Got a volunteer to hold the boom pole and Rode NTG8 on a recent shoot

However, at a distance of 5-6 feet, for example, the subject doesn’t have to be dead center along the mic’s axis, since there’s some wiggle room for movement. Yes, the preamp or gain will have to be increased to make up for the mic’s distance, which means the overall noise floor as well as background noise will increase. Things that a sound guy would never allow.

But in this scenario, what you lose in slight loss of audio quality and isolation on the subject, you gain in keeping the mic out of the shot. And remember, when a pro sound guy holds a boom mic 2 feet from a subject, the pro camera operator has to communicate any framing and lens changes to the sound guy in order to keep the mic out of the frame. A two-way stream of communication that works well on a controlled Hollywood set, but not so much on a fast-paced run and gun documentary shoot.

Last but not least, as demonstrated in the test video (with EQ adjustments), a parabolic microphone can bring more clarity to the human voice at 6 feet and beyond, with better off axis rejection, than an on-camera shotgun. It’s easier to isolate the voice when EQ-ing. But of course, it does require a little bit of EQ-ing to bring out the best in the parabolic audio capture, and not everyone is comfortable with that or has the time or software to mess with audio finessing. For example, the Sound Shark hobbyist crowd.


Part of the reason why the parabolic microphone is clearer at longer distances is because a shotgun microphone can only reduce unwanted noise outside of the center of the pickup pattern. Whereas with a parabolic microphone, the dish actually amplifies the audio signal of whatever it’s directly pointed at, via the physics of the parabolic dish, and ignoring the noise outside of the center.

In other words, a shotgun microphone can only reduce unwanted sounds, while a parabolic microphone can actually amplify the desired source of sound. (That changes completely with something like the Schoeps SuperCMIT shotgun, which digitally cancels out background noise… but presently we don’t have $4500 to spend on a shotgun microphone).

So yes, we do see a place for the Sound Shark or Klover MiK 09 in documentary kits, and possibly even corporate video production kits, when they’re not as controlled. If you already have a spare lavaliere, it’s even more worth considering, since it won’t set your wallet back that much.
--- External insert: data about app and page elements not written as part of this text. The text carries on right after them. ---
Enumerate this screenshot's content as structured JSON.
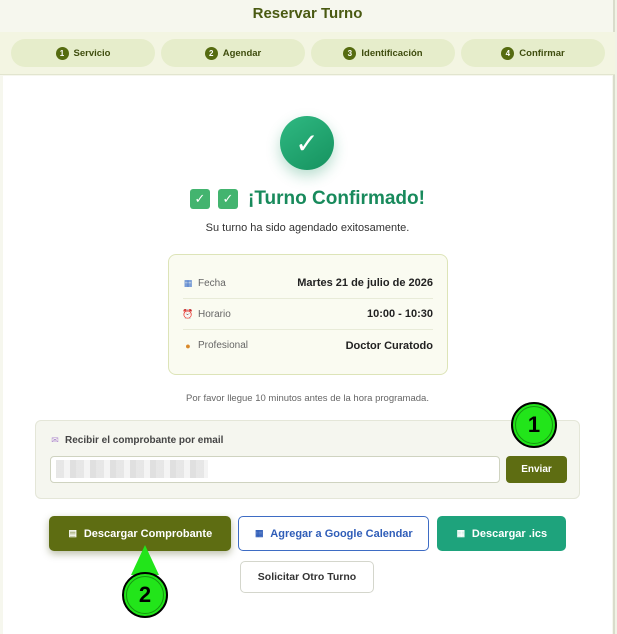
{
  "header": {
    "title": "Reservar Turno"
  },
  "steps": [
    {
      "num": "1",
      "label": "Servicio"
    },
    {
      "num": "2",
      "label": "Agendar"
    },
    {
      "num": "3",
      "label": "Identificación"
    },
    {
      "num": "4",
      "label": "Confirmar"
    }
  ],
  "confirmation": {
    "check_symbol": "✓",
    "title": "¡Turno Confirmado!",
    "subtitle": "Su turno ha sido agendado exitosamente."
  },
  "details": [
    {
      "icon": "calendar-icon",
      "label": "Fecha",
      "value": "Martes 21 de julio de 2026"
    },
    {
      "icon": "alarm-clock-icon",
      "label": "Horario",
      "value": "10:00 - 10:30"
    },
    {
      "icon": "person-icon",
      "label": "Profesional",
      "value": "Doctor Curatodo"
    }
  ],
  "note": "Por favor llegue 10 minutos antes de la hora programada.",
  "email": {
    "label": "Recibir el comprobante por email",
    "value": "",
    "send_label": "Enviar"
  },
  "actions": {
    "download_receipt": "Descargar Comprobante",
    "google_calendar": "Agregar a Google Calendar",
    "download_ics": "Descargar .ics",
    "another": "Solicitar Otro Turno"
  },
  "markers": {
    "one": "1",
    "two": "2"
  },
  "colors": {
    "primary": "#5e6d12",
    "success": "#188a5c",
    "google": "#2f5db8",
    "ics": "#1ea37c"
  }
}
The most important piece of the puzzle is that furry wind screen. It really does normalize this strange satellite dish sitting on top of your camera. If you like to talk to passerby about gear, then by all means, fly the parabolic mic naked. But if you like to remain in the background, without calling attention to your gear, then get the dead kitty.

Finally, after spending some time with this little parabolic mic, we’re curious now, is there room for a Klover 16-inch parabolic microphone on a documentary production? Maybe one day we’ll find out. In the meantime, send us your questions, comments, or ideas for gear reviews over at our contact page.

Happy shooting!